In addition, I learned to formulate and answer my own research questions based on the data from the study, which helped sharpen my analytical skills. I presented my preliminary findings at a poster session at an undergraduate research symposium. This gave me the opportunity to see the entire research process from beginning to end while learning how to explain the data and answer questions about the study. This was valuable practice for future presentations and for building my networking skills.

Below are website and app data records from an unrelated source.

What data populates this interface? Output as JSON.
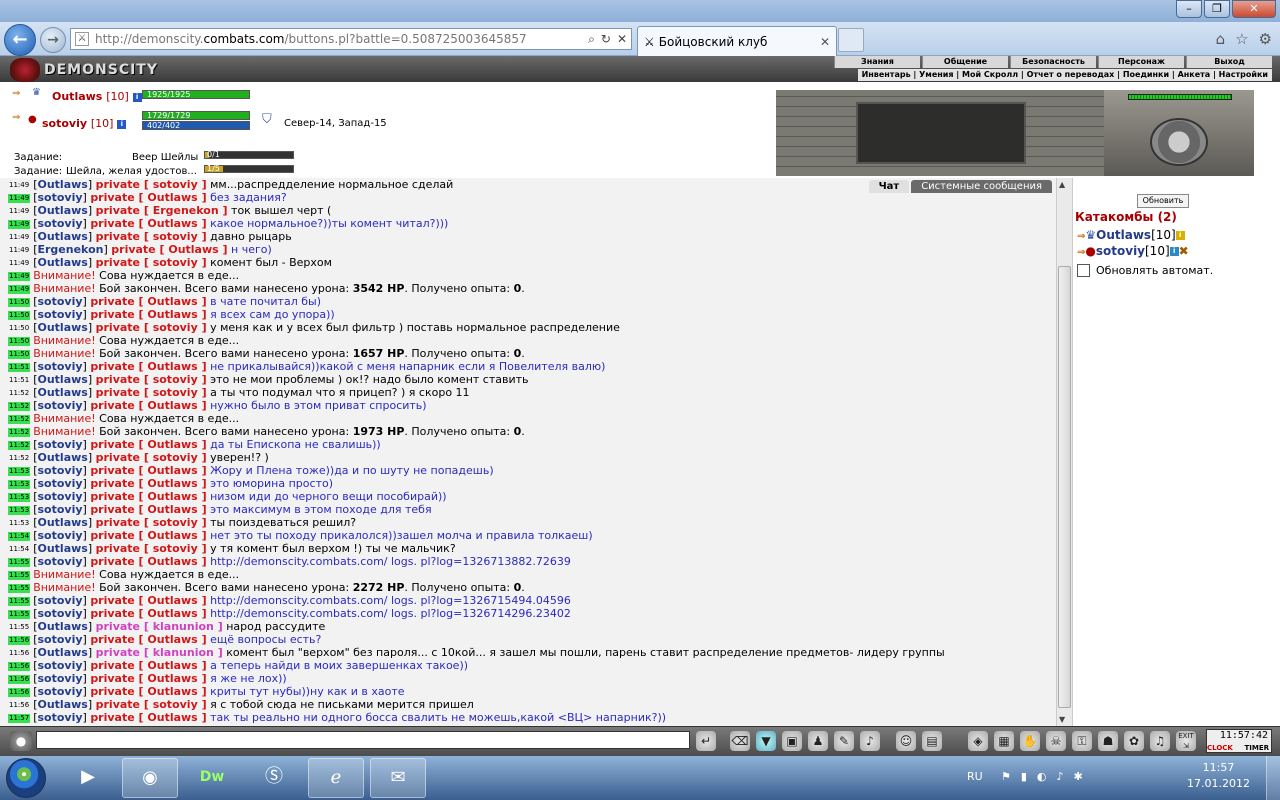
{
  "browser": {
    "url_prefix": "http://demonscity.",
    "url_domain": "combats.com",
    "url_path": "/buttons.pl?battle=0.508725003645857",
    "tab_title": "Бойцовский клуб",
    "back_icon": "back-arrow-icon",
    "forward_icon": "forward-arrow-icon"
  },
  "game": {
    "logo_text": "DEMONSCITY",
    "menu_top": [
      "Знания",
      "Общение",
      "Безопасность",
      "Персонаж",
      "Выход"
    ],
    "menu_sub": "Инвентарь | Умения | Мой Скролл | Отчет о переводах | Поединки | Анкета | Настройки"
  },
  "status": {
    "player1": {
      "name": "Outlaws",
      "level": "[10]",
      "hp": "1925/1925"
    },
    "player2": {
      "name": "sotoviy",
      "level": "[10]",
      "hp": "1729/1729",
      "mana": "402/402"
    },
    "location_coords": "Север-14, Запад-15",
    "task1_label": "Задание:",
    "task1_name": "Веер Шейлы",
    "task1_progress": "0/1",
    "task2_label": "Задание:",
    "task2_name": "Шейла, желая удостов...",
    "task2_progress": "1/5"
  },
  "chat_tabs": [
    "Чат",
    "Системные сообщения"
  ],
  "messages": [
    {
      "t": "11:49",
      "hl": false,
      "nick": "Outlaws",
      "priv": "sotoviy",
      "text": "мм...распредделение нормальное сделай",
      "own": false
    },
    {
      "t": "11:49",
      "hl": true,
      "nick": "sotoviy",
      "priv": "Outlaws",
      "text": "без задания?",
      "own": true
    },
    {
      "t": "11:49",
      "hl": false,
      "nick": "Outlaws",
      "priv": "Ergenekon",
      "text": "ток вышел черт (",
      "own": false
    },
    {
      "t": "11:49",
      "hl": true,
      "nick": "sotoviy",
      "priv": "Outlaws",
      "text": "какое нормальное?))ты комент читал?)))",
      "own": true
    },
    {
      "t": "11:49",
      "hl": false,
      "nick": "Outlaws",
      "priv": "sotoviy",
      "text": "давно рыцарь",
      "own": false
    },
    {
      "t": "11:49",
      "hl": false,
      "nick": "Ergenekon",
      "priv": "Outlaws",
      "text": "н чего)",
      "own": true
    },
    {
      "t": "11:49",
      "hl": false,
      "nick": "Outlaws",
      "priv": "sotoviy",
      "text": "комент был - Верхом",
      "own": false
    },
    {
      "t": "11:49",
      "hl": true,
      "warn": "Внимание!",
      "text": "Сова нуждается в еде..."
    },
    {
      "t": "11:49",
      "hl": true,
      "warn": "Внимание!",
      "text": "Бой закончен. Всего вами нанесено урона: ",
      "dmg": "3542 HP",
      "rest": ". Получено опыта: ",
      "exp": "0",
      "end": "."
    },
    {
      "t": "11:50",
      "hl": true,
      "nick": "sotoviy",
      "priv": "Outlaws",
      "text": "в чате почитал бы)",
      "own": true
    },
    {
      "t": "11:50",
      "hl": true,
      "nick": "sotoviy",
      "priv": "Outlaws",
      "text": "я всех сам до упора))",
      "own": true
    },
    {
      "t": "11:50",
      "hl": false,
      "nick": "Outlaws",
      "priv": "sotoviy",
      "text": "у меня как и у всех был фильтр ) поставь нормальное распределение",
      "own": false
    },
    {
      "t": "11:50",
      "hl": true,
      "warn": "Внимание!",
      "text": "Сова нуждается в еде..."
    },
    {
      "t": "11:50",
      "hl": true,
      "warn": "Внимание!",
      "text": "Бой закончен. Всего вами нанесено урона: ",
      "dmg": "1657 HP",
      "rest": ". Получено опыта: ",
      "exp": "0",
      "end": "."
    },
    {
      "t": "11:51",
      "hl": true,
      "nick": "sotoviy",
      "priv": "Outlaws",
      "text": "не прикалывайся))какой с меня напарник если я Повелителя валю)",
      "own": true
    },
    {
      "t": "11:51",
      "hl": false,
      "nick": "Outlaws",
      "priv": "sotoviy",
      "text": "это не мои проблемы ) ок!? надо было комент ставить",
      "own": false
    },
    {
      "t": "11:52",
      "hl": false,
      "nick": "Outlaws",
      "priv": "sotoviy",
      "text": "а ты что подумал что я прицеп? ) я скоро 11",
      "own": false
    },
    {
      "t": "11:52",
      "hl": true,
      "nick": "sotoviy",
      "priv": "Outlaws",
      "text": "нужно было в этом приват спросить)",
      "own": true
    },
    {
      "t": "11:52",
      "hl": true,
      "warn": "Внимание!",
      "text": "Сова нуждается в еде..."
    },
    {
      "t": "11:52",
      "hl": true,
      "warn": "Внимание!",
      "text": "Бой закончен. Всего вами нанесено урона: ",
      "dmg": "1973 HP",
      "rest": ". Получено опыта: ",
      "exp": "0",
      "end": "."
    },
    {
      "t": "11:52",
      "hl": true,
      "nick": "sotoviy",
      "priv": "Outlaws",
      "text": "да ты Епископа не свалишь))",
      "own": true
    },
    {
      "t": "11:52",
      "hl": false,
      "nick": "Outlaws",
      "priv": "sotoviy",
      "text": "уверен!? )",
      "own": false
    },
    {
      "t": "11:53",
      "hl": true,
      "nick": "sotoviy",
      "priv": "Outlaws",
      "text": "Жору и Плена тоже))да и по шуту не попадешь)",
      "own": true
    },
    {
      "t": "11:53",
      "hl": true,
      "nick": "sotoviy",
      "priv": "Outlaws",
      "text": "это юморина просто)",
      "own": true
    },
    {
      "t": "11:53",
      "hl": true,
      "nick": "sotoviy",
      "priv": "Outlaws",
      "text": "низом иди до черного вещи пособирай))",
      "own": true
    },
    {
      "t": "11:53",
      "hl": true,
      "nick": "sotoviy",
      "priv": "Outlaws",
      "text": "это максимум в этом походе для тебя",
      "own": true
    },
    {
      "t": "11:53",
      "hl": false,
      "nick": "Outlaws",
      "priv": "sotoviy",
      "text": "ты поиздеваться решил?",
      "own": false
    },
    {
      "t": "11:54",
      "hl": true,
      "nick": "sotoviy",
      "priv": "Outlaws",
      "text": "нет это ты походу прикалолся))зашел молча и правила толкаеш)",
      "own": true
    },
    {
      "t": "11:54",
      "hl": false,
      "nick": "Outlaws",
      "priv": "sotoviy",
      "text": "у тя комент был верхом !) ты че мальчик?",
      "own": false
    },
    {
      "t": "11:55",
      "hl": true,
      "nick": "sotoviy",
      "priv": "Outlaws",
      "text": "http://demonscity.combats.com/ logs. pl?log=1326713882.72639",
      "own": true
    },
    {
      "t": "11:55",
      "hl": true,
      "warn": "Внимание!",
      "text": "Сова нуждается в еде..."
    },
    {
      "t": "11:55",
      "hl": true,
      "warn": "Внимание!",
      "text": "Бой закончен. Всего вами нанесено урона: ",
      "dmg": "2272 HP",
      "rest": ". Получено опыта: ",
      "exp": "0",
      "end": "."
    },
    {
      "t": "11:55",
      "hl": true,
      "nick": "sotoviy",
      "priv": "Outlaws",
      "text": "http://demonscity.combats.com/ logs. pl?log=1326715494.04596",
      "own": true
    },
    {
      "t": "11:55",
      "hl": true,
      "nick": "sotoviy",
      "priv": "Outlaws",
      "text": "http://demonscity.combats.com/ logs. pl?log=1326714296.23402",
      "own": true
    },
    {
      "t": "11:55",
      "hl": false,
      "nick": "Outlaws",
      "priv": "klanunion",
      "privmag": true,
      "text": "народ рассудите",
      "own": false
    },
    {
      "t": "11:56",
      "hl": true,
      "nick": "sotoviy",
      "priv": "Outlaws",
      "text": "ещё вопросы есть?",
      "own": true
    },
    {
      "t": "11:56",
      "hl": false,
      "nick": "Outlaws",
      "priv": "klanunion",
      "privmag": true,
      "text": "комент был \"верхом\" без пароля... с 10кой... я зашел мы пошли, парень ставит распределение предметов- лидеру группы",
      "own": false
    },
    {
      "t": "11:56",
      "hl": true,
      "nick": "sotoviy",
      "priv": "Outlaws",
      "text": "а теперь найди в моих завершенках такое))",
      "own": true
    },
    {
      "t": "11:56",
      "hl": true,
      "nick": "sotoviy",
      "priv": "Outlaws",
      "text": "я же не лох))",
      "own": true
    },
    {
      "t": "11:56",
      "hl": true,
      "nick": "sotoviy",
      "priv": "Outlaws",
      "text": "криты тут нубы))ну как и в хаоте",
      "own": true
    },
    {
      "t": "11:56",
      "hl": false,
      "nick": "Outlaws",
      "priv": "sotoviy",
      "text": "я с тобой сюда не письками мерится пришел",
      "own": false
    },
    {
      "t": "11:57",
      "hl": true,
      "nick": "sotoviy",
      "priv": "Outlaws",
      "text": "так ты реально ни одного босса свалить не можешь,какой <ВЦ> напарник?))",
      "own": true
    }
  ],
  "right_panel": {
    "refresh": "Обновить",
    "location": "Катакомбы (2)",
    "players": [
      {
        "name": "Outlaws",
        "level": "[10]"
      },
      {
        "name": "sotoviy",
        "level": "[10]"
      }
    ],
    "auto_refresh": "Обновлять автомат."
  },
  "toolbar": {
    "clock_time": "11:57:42",
    "clock_label": "CLOCK",
    "timer_label": "TIMER",
    "exit_label": "EXIT"
  },
  "taskbar": {
    "lang": "RU",
    "time": "11:57",
    "date": "17.01.2012"
  }
}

Attending research conferences was still another important aspect of my research training. I traveled to Nashville to attend the Society of Behavioral Medicine’s annual meeting, where I heard presentations by researchers from numerous disciplines that focused on health and behavior. I was even able to have an expert consultation with Norman B. Anderson, PhD, former director of the Office of Behavioral and Social Sciences Research at NIH, who offered suggestions about various NIH programs geared towards nursing. He applauded me for getting an early start in my research career and encouraged me to continue in the path I had chosen.
I also participated in a summer research institute sponsored by the NINR-funded Center for Health Promotion Research at my nursing school. This conference focused on how to prepare grant proposals, grant-writing tips and other key issues about seeking funding and conducting research. Here, too, I gained information that will help me throughout the rest of my career.
All of these intensive training experiences have increased my comfort level with research and provided me with essential research skills. Most important of all, I have been able to see first-hand the enormous importance of nursing research, especially in the area of minority health issues and the need to have more minorities conducting research.
Because of my participation in the Research Supplements for Underrepresented Minorities program, I plan to become a nurse researcher and faculty member. The solid experience in research I have gained will give me the edge I need to transition smoothly from undergraduate to graduate school, as well as the confidence of knowing that I am well-prepared to be a successful nurse researcher with a long and thriving career.
Authors’ note: Experiences in the Research Supplements for Underrepresented Minorities program described in this article were supported by the National Institute of Nursing Research grant R15NR04481-01A1S1.